CHAPTER I. Last noon beheld them full of lusty life,Last eve in Beauty's circle proudly gay,The midnight brought the signal sound of strife,The morn the marshalling in arms—the dayBattle's magnificently stern array!The thunder clouds close o'er it, which when rentThe earth is covered thick with other clay,Which her own clay shall cover, heaped and pent,Rider and horse:—friend, foe,—in one red burial blent. Their praise is... more...


In Memoriam. By the death of Talbot B. Reed the boys of the English-speaking world have lost one of their best friends. For fourteen years he has contributed to their pleasure, and in the little library of boys’ books which left his pen he has done as much as any writer of our day to raise the standard of boys’ literature. His books are alike removed from the old-fashioned and familiar class of boys’ stories, which, meaning... more...

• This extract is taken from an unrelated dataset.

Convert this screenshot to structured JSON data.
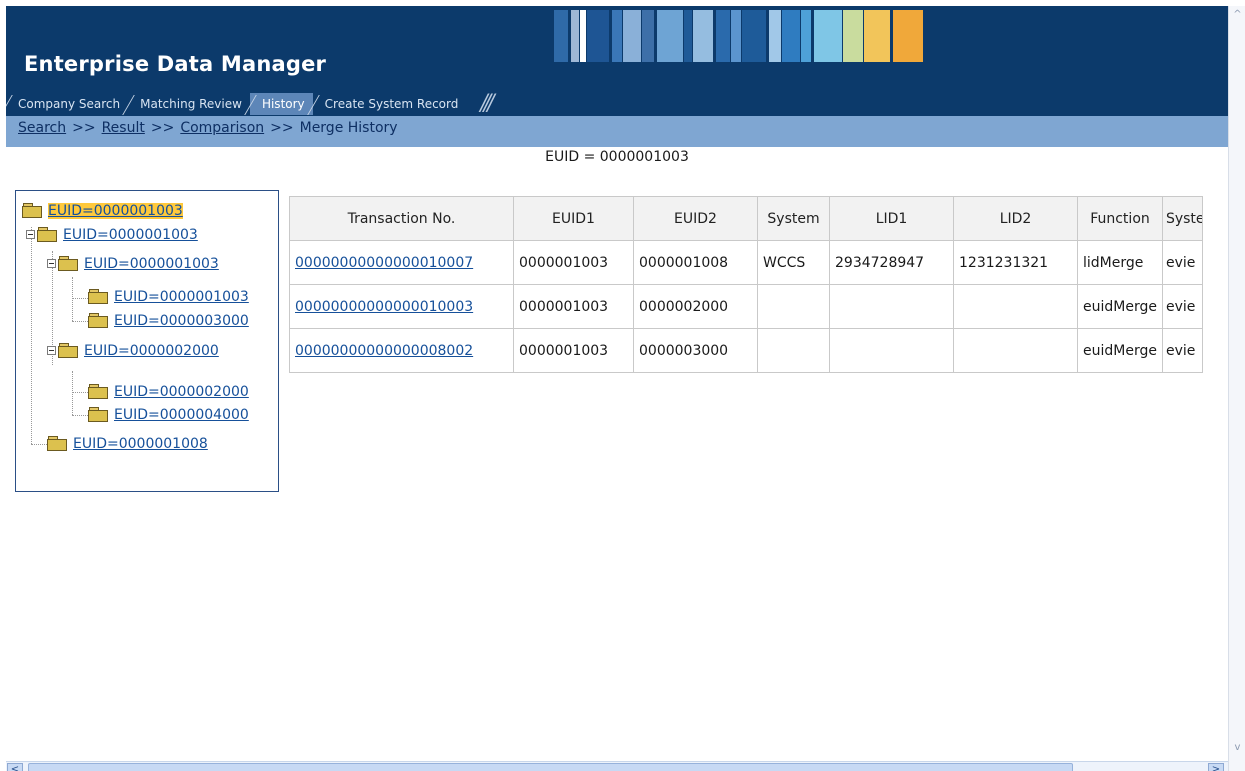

Chapter I. The Seeking of Sword Helmbiter. Men call me "King Alfred's Viking," and I think that I may be proud of that name; for surely to be trusted by such a king is honour enough for any man, whether freeman or thrall, noble or churl. Maybe I had rather be called by that name than by that which was mine when I came to England, though it was a good title enough that men gave me, if it meant less than it seemed. For being the son of Vemund,... more...

CHAPTER I. FATE AND A RUSTY NAIL. On such an afternoon, when all the rest of the world lay in the fierce glare of the scorching sun, who could blame the children for choosing to perch themselves on the old garden wall, where it was so cool, and shady, and enticing? And who, as Kitty often asked tragically in the days and weeks that followed, could have known that by doing so "they were altering their fates for ever"? The four of them talked a... more...

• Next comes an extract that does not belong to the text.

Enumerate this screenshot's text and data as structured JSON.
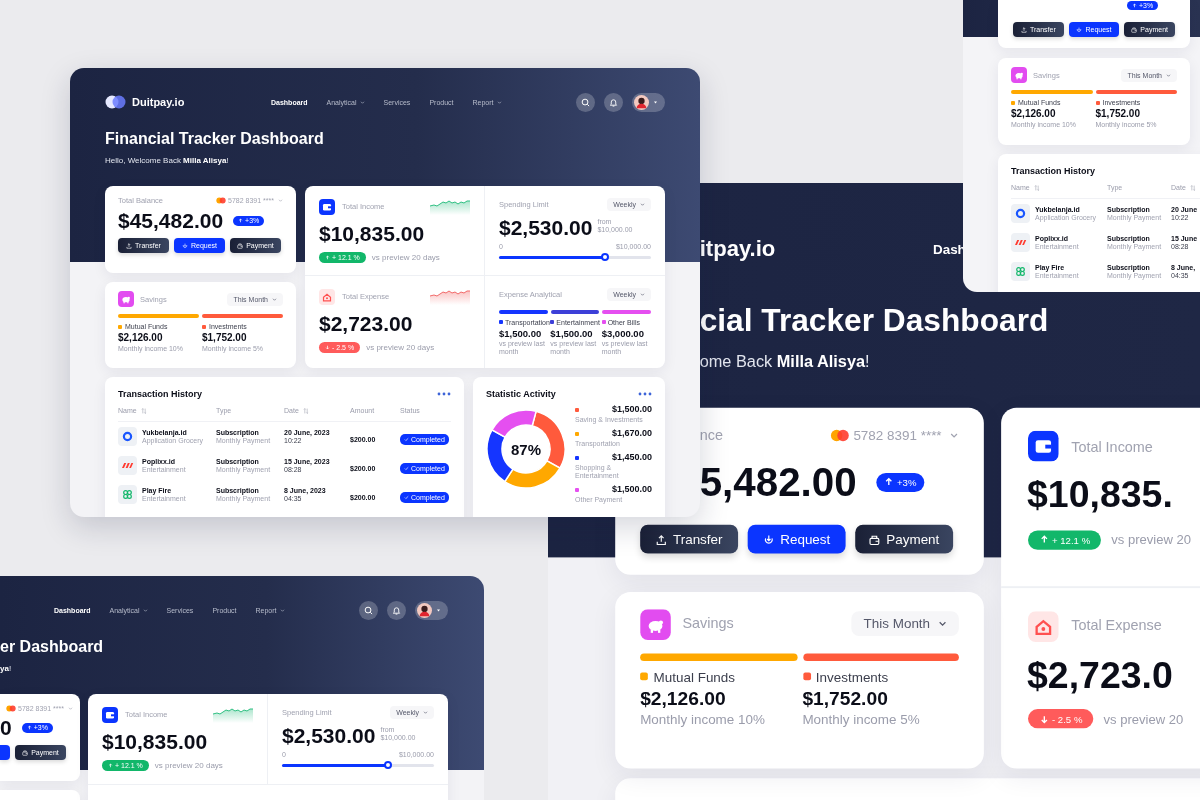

THE GOLD-HUNTERS. Jeff Graham was an Argonaut who crossed the plains in 1849, while he was yet in his teens, and settling in California, made it his permanent home. When he left Independence, Mo., with the train, his parents and one sister were his companions, but all of them were buried on the prairie, and their loss robbed him of the desire ever to return to the East. Hostile Indians, storm, cold, heat, privation, and suffering were the causes... more...

CHAPTER I. Sequel to the "Graphite Lode."—The Fifteen Thousand Dollars, and how it was invested.—About the Yacht.—The Schooner "Curlew."—Capt. Mazard.—Guard.—The Gloucester Boys.—"Palmleaf, Sar."—Getting Ready for the Voyage.—Ship-Stores.—The Howitzer.—The Big Rifle.—A Good Round Bill at the Outset. Raed got home from Katahdin on the night of the 15th of May. Kit came... more...